Many of ASSE’s 37,540 members worldwide – who develop and implement safety and health management programs for employers in every industry, every state and across the globe – will be involved in the following safety activities. They are seeking the support of company and community leaders in raising awareness of workplace risks. Join ASSE’s social media outreach on Twitter and Facebook to share resources and bring value to these campaigns.
April 28, Workers Memorial Day – A global event driven by the AFL-CIO that commemorates workers who lost their lives on the job. It also renews the fight for safe jobs everywhere. (#workersmemorialday)
May 1-5, Construction Safety Week – An observance led by an alliance of construction firms and co-sponsored by ASSE that raises safety awareness on construction sites. Stand-downs and workplace presentations engage employees and offer important reminders about safe building practices. (#constructionsafetyweek)
May 7-13, North American Occupational Safety and Health (NAOSH) Week – Created by the Canadian Society of Safety Engineers and championed by ASSE, this key observance celebrates its 20th anniversary and encourages grassroots efforts at every organization in all industries to bolster workplace safety. (#NAOSHweek)
May 8-12, National Safety Stand-Down – A campaign to prevent falls in construction, led by the Occupational Safety and Health Administration (OSHA) in partnership with ASSE and others. Falls from height are a leading cause of death for construction workers. Any workplace can hold a stand-down by taking a break to focus on fall hazards and reinforce the importance of fall prevention. (#StandDown4Safety)

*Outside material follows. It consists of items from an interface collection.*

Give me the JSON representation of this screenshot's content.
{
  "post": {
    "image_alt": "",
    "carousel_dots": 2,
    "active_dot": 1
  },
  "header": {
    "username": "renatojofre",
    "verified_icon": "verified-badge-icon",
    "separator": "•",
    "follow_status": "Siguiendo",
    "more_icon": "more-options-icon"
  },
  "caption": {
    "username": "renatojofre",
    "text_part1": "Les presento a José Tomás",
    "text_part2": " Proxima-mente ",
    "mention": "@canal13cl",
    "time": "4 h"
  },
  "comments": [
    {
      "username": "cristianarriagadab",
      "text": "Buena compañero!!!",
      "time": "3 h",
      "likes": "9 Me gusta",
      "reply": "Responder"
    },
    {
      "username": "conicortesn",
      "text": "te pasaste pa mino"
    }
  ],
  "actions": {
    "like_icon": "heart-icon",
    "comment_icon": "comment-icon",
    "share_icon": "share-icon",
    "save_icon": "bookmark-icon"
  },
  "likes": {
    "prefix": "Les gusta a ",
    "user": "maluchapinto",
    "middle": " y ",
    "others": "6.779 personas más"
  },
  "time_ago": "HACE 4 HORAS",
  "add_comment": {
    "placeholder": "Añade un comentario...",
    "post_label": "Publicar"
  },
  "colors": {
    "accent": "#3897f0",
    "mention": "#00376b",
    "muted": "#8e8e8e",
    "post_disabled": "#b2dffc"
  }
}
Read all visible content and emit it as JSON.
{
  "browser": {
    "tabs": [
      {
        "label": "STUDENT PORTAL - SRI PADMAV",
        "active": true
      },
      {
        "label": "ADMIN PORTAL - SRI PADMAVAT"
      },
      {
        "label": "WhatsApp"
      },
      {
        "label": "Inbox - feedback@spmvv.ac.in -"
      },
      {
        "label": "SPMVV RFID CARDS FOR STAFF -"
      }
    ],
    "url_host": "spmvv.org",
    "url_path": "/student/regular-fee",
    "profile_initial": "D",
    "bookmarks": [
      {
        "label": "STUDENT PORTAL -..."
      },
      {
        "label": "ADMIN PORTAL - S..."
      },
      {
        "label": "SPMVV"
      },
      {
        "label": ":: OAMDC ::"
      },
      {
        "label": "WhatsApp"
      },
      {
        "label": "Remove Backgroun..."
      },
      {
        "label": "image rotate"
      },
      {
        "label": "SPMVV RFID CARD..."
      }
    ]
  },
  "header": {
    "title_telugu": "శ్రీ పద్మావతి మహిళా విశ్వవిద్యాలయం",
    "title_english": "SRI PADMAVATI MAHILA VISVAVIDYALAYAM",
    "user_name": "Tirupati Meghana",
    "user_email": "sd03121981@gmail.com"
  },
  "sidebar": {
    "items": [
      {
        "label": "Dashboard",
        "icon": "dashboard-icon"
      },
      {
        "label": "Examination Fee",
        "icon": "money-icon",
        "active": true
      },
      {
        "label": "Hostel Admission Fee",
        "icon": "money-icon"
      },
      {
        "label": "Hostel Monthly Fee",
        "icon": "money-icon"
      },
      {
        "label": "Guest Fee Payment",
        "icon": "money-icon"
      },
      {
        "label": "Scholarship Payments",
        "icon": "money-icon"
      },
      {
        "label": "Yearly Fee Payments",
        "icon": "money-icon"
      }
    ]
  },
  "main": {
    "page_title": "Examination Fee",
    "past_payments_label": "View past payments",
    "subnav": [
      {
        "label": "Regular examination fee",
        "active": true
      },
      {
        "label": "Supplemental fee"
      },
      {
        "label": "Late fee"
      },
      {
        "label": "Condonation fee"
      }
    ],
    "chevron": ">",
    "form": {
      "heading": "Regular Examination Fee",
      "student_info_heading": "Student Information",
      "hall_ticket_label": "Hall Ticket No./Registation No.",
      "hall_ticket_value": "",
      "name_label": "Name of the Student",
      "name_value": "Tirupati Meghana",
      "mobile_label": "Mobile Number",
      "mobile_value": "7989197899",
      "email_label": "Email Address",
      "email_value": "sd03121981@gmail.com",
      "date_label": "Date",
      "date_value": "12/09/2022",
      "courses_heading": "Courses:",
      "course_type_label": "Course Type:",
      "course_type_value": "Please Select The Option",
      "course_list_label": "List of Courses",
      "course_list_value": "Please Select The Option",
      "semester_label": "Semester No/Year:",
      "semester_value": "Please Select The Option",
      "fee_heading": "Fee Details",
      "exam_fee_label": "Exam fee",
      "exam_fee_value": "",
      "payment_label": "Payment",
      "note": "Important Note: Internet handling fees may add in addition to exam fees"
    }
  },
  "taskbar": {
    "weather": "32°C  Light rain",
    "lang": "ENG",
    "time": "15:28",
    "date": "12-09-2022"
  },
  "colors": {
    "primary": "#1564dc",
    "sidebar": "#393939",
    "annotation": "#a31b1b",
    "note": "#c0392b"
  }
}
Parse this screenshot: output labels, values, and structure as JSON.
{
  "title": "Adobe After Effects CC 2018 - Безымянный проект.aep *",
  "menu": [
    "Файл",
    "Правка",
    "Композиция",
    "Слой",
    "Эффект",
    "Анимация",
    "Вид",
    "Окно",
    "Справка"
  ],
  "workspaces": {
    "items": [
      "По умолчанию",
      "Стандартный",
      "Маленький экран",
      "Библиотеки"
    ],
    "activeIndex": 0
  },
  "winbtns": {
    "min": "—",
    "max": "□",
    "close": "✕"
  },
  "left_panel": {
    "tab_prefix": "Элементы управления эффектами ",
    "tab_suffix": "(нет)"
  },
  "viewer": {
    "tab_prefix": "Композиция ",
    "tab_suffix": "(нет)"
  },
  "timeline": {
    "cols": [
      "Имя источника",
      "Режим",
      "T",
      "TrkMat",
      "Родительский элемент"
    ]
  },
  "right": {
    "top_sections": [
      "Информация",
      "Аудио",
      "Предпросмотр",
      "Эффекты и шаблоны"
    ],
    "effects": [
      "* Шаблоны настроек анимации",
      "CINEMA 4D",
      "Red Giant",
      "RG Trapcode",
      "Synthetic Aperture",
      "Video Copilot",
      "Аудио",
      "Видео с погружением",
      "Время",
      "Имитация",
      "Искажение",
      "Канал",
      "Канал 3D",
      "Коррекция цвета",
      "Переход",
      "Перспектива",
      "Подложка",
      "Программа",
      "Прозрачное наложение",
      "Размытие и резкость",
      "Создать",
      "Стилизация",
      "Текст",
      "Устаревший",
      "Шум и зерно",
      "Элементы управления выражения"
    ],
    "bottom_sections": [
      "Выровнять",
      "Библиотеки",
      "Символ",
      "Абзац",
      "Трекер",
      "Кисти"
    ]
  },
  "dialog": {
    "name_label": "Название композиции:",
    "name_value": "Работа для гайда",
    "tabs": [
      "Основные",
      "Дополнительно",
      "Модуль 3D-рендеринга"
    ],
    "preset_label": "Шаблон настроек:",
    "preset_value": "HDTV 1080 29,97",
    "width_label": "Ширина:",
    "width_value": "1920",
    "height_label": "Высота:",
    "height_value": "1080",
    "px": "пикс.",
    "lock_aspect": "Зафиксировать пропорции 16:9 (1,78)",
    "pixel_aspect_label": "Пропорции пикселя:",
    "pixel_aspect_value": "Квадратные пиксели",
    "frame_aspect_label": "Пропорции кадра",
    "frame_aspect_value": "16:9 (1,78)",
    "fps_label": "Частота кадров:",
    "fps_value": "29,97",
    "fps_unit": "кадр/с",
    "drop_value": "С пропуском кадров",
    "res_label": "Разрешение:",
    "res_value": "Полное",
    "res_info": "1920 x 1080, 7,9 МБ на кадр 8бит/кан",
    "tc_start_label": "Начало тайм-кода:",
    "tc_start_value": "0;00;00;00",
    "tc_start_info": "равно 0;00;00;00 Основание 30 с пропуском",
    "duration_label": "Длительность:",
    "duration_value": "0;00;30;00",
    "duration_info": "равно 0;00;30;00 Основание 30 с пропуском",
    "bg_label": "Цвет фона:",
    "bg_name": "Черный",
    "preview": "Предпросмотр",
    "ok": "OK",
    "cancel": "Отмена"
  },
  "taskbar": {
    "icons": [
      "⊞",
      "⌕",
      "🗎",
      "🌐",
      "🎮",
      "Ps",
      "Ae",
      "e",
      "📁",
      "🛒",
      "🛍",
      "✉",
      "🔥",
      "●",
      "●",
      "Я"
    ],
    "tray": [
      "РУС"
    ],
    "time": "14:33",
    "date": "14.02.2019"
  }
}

June 12-18, Safe + Sound Week – Spearheaded by OSHA and co-sponsored by ASSE, this inaugural event aims to build a stronger connection between safe workplaces and sound businesses. Safety programs identify and manage workplace risks before they cause problems, improving a company’s bottom line. (#SafeandSound)
“There are many opportunities to play a role in achieving greater workplace safety, and our dedicated members are at the heart of it all,” Cecich said. “They utilize their passion and expertise to implement safety and health management systems at organizations in the United States and globally. But it’s important to remember that we’re all in this together, so everyone should take the time to make an impact on an upcoming safety campaign.”
Published at Mon, 22 Jun 2020 12:41:00 +0000